– Next action needed
Fill in at least the first two columns. Or fill in the third column with who you need to ask to find out about the status.
Step Three: Think about each of your team members and their areas of responsibility.
Looking through their timesheets, think about who should “own” each project. By ownership, this doesn’t mean completing each step of the project, this means being responsible for the project management – awareness of project deadlines and next steps, and communicating when those are critical.
I find that most people can manage three simultaneous projects well. Five would be an outer limit. With this in mind, go through your project list and assign each of them to a team member (or yourself) with this limit in mind.
If you find that there’s too many projects, it’s likely time to clarify priorities. This is often another sticking point. At first glance, it doesn’t feel like anything can wait, but let’s explore that a bit. Do you want to do 10 things poorly or 3 things well? If you focus on 3 things each quarter, you’ll accomplish 12 things each year. And thinking back to how long these projects have been ongoing, could you have already completed them if you were able to focus?
Step Four: Revisit your schedule to carve out blocks of project time.
Eventually, I recommend creating a schedule template for yourself – and for each of your team members. This article explains step-by-step how to do that.
For now, let’s focus on identifying four, two-hour blocks of time. That’s the equivalent of one focused day a week. Or, four early mornings.
One of those blocks is for thinking and planning, and the other three are for your key projects. Go ahead and put those on your calendar now for next week. Label them with the focus for that block. Treat them like a meeting. The commitment is firm. It’s simply a meeting with yourself. (To get started with your planning block, you could use this agenda for a weekly review.)
Now, work with each of your team members to go through the same exercise to find four, two-hour blocks. One common way to achieve this is to make one day a week “No Meeting Day.” If everyone on the team understands that Tuesdays (or whatever day) are for planning and projects, there’s no pressure and everyone has time to focus. (Since you’re the leader, you can make that happen and make everyone’s life better.

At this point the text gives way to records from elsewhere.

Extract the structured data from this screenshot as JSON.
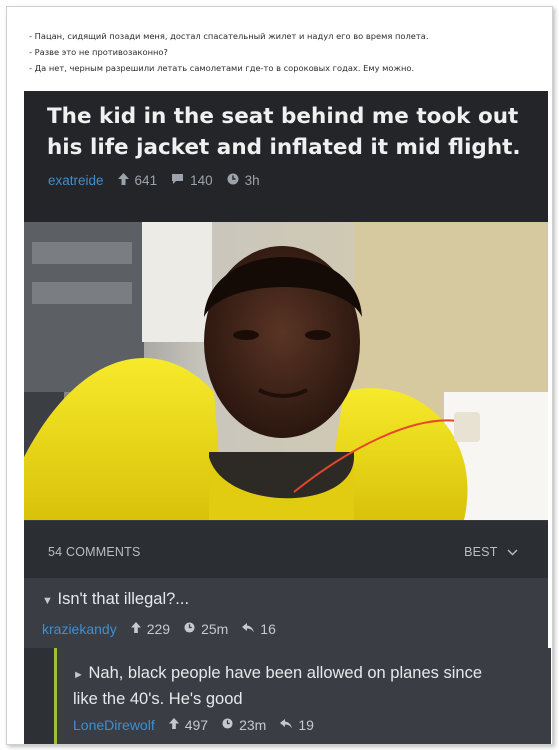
{
  "caption": {
    "lines": [
      "- Пацан, сидящий позади меня, достал спасательный жилет и надул его во время полета.",
      "- Разве это не противозаконно?",
      "- Да нет, черным разрешили летать самолетами где-то в сороковых годах. Ему можно."
    ]
  },
  "post": {
    "title_line1": "The kid in the seat behind me took out",
    "title_line2": "his life jacket and inflated it mid flight.",
    "author": "exatreide",
    "upvotes": "641",
    "comments": "140",
    "age": "3h"
  },
  "comments_bar": {
    "count_label": "54 COMMENTS",
    "sort_label": "BEST"
  },
  "comments": [
    {
      "collapse": "▼",
      "text": "Isn't that illegal?...",
      "author": "kraziekandy",
      "upvotes": "229",
      "age": "25m",
      "replies": "16"
    },
    {
      "collapse": "►",
      "text_line1": "Nah, black people have been allowed on planes since",
      "text_line2": "like the 40's. He's good",
      "author": "LoneDirewolf",
      "upvotes": "497",
      "age": "23m",
      "replies": "19"
    }
  ],
  "colors": {
    "accent_link": "#3f8fd0",
    "reply_border": "#9ec13a",
    "life_jacket": "#f2e21a"
  },
  "icons": {
    "upvote": "arrow-up-icon",
    "comment": "speech-bubble-icon",
    "time": "clock-icon",
    "reply": "reply-arrow-icon",
    "sort": "chevron-down-icon"
  }
}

Trust me. They’ll cheer!)
At the end of this step, you should have focus time for next week carved out on the calendar, and an understanding with your team on each person’s priorities and the need for uninterrupted time.
Step Five: Protect your focus blocks.
Getting them on the calendar is a good offense. Now it’s time to play a bit of defense.
First, let’s make a list of all the potential interruptions that could invade our focus time. Email, colleagues stopping by our phone, notifications from our phone, etc. The key is to address each one. Close your email. Turn off your cell phone, and direct the office line right to voicemail. And put a sign on the door that you’ll be available again in two hours. (Unless you perform life saving surgery, I’m betting anything can wait two hours.)
Next, let’s try to prevent some of those interruptions proactively. How about a 15-minute Stand Up meeting (or conference call) twice daily where folks can ask questions of each other and coordinate? As the team thinks of questions between Stand Ups, write them down. Then, they’ll be answered in batches twice a day. I’ll bet that two things will happen. One, your team-related email will slow to a trickle. And, two, people will learn to think ahead to get their questions answered in advance.
Why does this matter?
At first glance, this may seem like a lot of work for just 8 hours a week. In fairness, it probably is. But if those eight hours allow you to shift from living reactively to leading proactively, it’s absolutely worth it. Now you can look ahead to take advantage of opportunities or identify threats before they’re knocking at the doorstep.
And I believe that we, as leaders, have a duty to do just that. If we’re not looking out for our team and organizations, who will?
photo credit: flickr/Dan Derrett